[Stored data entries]

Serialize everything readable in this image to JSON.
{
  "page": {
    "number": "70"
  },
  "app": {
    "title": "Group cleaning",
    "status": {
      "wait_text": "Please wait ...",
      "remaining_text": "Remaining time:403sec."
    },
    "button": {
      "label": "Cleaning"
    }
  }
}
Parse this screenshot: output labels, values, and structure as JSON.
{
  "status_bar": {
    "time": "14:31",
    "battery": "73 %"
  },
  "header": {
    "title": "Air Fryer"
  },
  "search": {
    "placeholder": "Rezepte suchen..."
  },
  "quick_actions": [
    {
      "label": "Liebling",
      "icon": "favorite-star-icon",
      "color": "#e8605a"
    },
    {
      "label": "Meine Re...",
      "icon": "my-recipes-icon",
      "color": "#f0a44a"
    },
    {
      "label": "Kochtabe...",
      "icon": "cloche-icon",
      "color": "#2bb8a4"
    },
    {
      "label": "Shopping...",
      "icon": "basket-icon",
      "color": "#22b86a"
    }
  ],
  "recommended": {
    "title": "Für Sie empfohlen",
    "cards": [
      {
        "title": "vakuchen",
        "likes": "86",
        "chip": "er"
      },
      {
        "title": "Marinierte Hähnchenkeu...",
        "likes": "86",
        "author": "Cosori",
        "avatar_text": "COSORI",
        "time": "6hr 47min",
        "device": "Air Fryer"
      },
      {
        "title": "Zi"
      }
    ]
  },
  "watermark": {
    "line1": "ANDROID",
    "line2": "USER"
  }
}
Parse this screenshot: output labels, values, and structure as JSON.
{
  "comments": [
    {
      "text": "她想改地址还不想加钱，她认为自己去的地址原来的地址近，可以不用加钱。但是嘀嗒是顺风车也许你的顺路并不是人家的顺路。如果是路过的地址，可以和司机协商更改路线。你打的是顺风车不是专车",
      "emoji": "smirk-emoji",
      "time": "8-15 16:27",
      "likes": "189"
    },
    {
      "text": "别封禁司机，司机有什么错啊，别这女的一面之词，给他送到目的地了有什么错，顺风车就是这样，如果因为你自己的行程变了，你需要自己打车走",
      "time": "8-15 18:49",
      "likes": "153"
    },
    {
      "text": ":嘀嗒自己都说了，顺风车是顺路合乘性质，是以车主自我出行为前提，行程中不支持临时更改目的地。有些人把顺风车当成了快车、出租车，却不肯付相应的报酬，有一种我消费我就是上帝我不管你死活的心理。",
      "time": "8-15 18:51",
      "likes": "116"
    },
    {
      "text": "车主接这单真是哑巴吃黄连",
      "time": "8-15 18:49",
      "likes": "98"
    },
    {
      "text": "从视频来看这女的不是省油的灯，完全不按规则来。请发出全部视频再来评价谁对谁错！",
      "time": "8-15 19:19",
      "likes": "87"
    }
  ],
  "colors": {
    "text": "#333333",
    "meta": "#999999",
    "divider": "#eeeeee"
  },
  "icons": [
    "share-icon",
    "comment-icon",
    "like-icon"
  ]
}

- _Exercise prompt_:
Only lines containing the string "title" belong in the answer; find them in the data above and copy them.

- _Result for this task_:
    "title": "Group cleaning",
    "title": "Air Fryer"
    "title": "Für Sie empfohlen",
        "title": "vakuchen",
        "title": "Marinierte Hähnchenkeu...",
        "title": "Zi"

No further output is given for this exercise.